What’s the hang-up? Many factors keep people from planning that 50th birthday colonoscopy, says Dr. Liu. “Let’s face it—this is an intimate procedure, examining a private area,” she says. “We can’t change that. But we can address some of the other barriers that keep people from doing what they need to do.”
Choose a physician you’re comfortable with. “Find one you can relate to,” Dr. Liu says.
Know your options to prepare for the exam. “Most people think the bowel prep [drinking a jug of awful-tasting stuff] is worse than the exam itself,” she says. “Fortunately, we have alternatives. We can offer the drink in smaller volumes, or allow a patient to do ‘split preparation’ [consuming half a gallon the night before and the other half the morning of the procedure].” Better yet, new products can mix with Gatorade to make them more palatable.
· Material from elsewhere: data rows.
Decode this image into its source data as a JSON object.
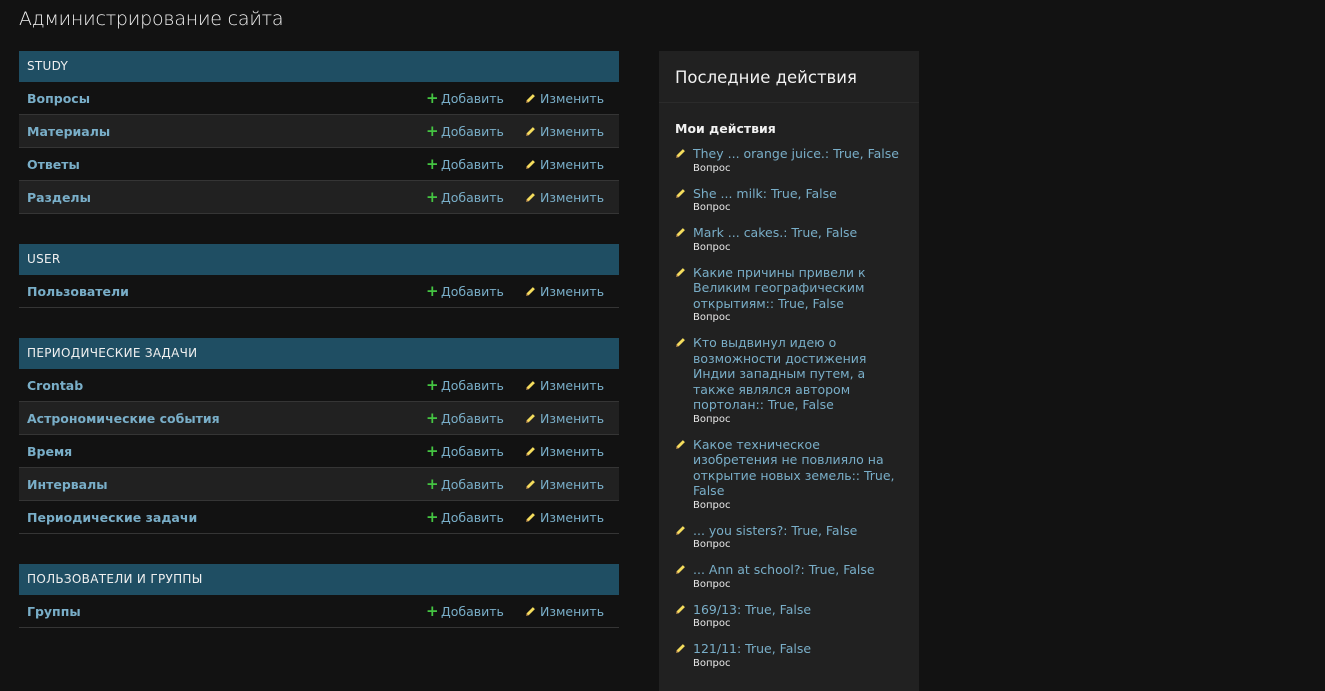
{
  "page": {
    "title": "Администрирование сайта"
  },
  "links": {
    "add": "Добавить",
    "change": "Изменить"
  },
  "colors": {
    "background": "#121212",
    "caption": "#1f4e63",
    "link": "#79aec8",
    "add_icon": "#44c542",
    "change_icon": "#f5dd5d",
    "panel": "#212121"
  },
  "modules": [
    {
      "caption": "STUDY",
      "models": [
        "Вопросы",
        "Материалы",
        "Ответы",
        "Разделы"
      ]
    },
    {
      "caption": "USER",
      "models": [
        "Пользователи"
      ]
    },
    {
      "caption": "ПЕРИОДИЧЕСКИЕ ЗАДАЧИ",
      "models": [
        "Crontab",
        "Астрономические события",
        "Время",
        "Интервалы",
        "Периодические задачи"
      ]
    },
    {
      "caption": "ПОЛЬЗОВАТЕЛИ И ГРУППЫ",
      "models": [
        "Группы"
      ]
    }
  ],
  "recent_actions": {
    "title": "Последние действия",
    "subtitle": "Мои действия",
    "items": [
      {
        "text": "They ... orange juice.: True, False",
        "type": "Вопрос"
      },
      {
        "text": "She ... milk: True, False",
        "type": "Вопрос"
      },
      {
        "text": "Mark ... cakes.: True, False",
        "type": "Вопрос"
      },
      {
        "text": "Какие причины привели к Великим географическим открытиям:: True, False",
        "type": "Вопрос"
      },
      {
        "text": "Кто выдвинул идею о возможности достижения Индии западным путем, а также являлся автором портолан:: True, False",
        "type": "Вопрос"
      },
      {
        "text": "Какое техническое изобретения не повлияло на открытие новых земель:: True, False",
        "type": "Вопрос"
      },
      {
        "text": "... you sisters?: True, False",
        "type": "Вопрос"
      },
      {
        "text": "... Ann at school?: True, False",
        "type": "Вопрос"
      },
      {
        "text": "169/13: True, False",
        "type": "Вопрос"
      },
      {
        "text": "121/11: True, False",
        "type": "Вопрос"
      }
    ]
  }
}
Relax—it’s pain-free. You can choose to be asleep for the procedure if that is more comfortable, so long as you have someone else drive you home afterward. Or, if you prefer to stay awake for the procedure, you can return to work or activities that very same day.
Rest assured that if polyps are found during the screening colonoscopy, the physician can go ahead and remove them immediately, reducing the chance for them to turn into cancer.
“You should not avoid having a colonoscopy because of anxiety about the procedure,” advises Dr. Coff. “We can alleviate your concerns.”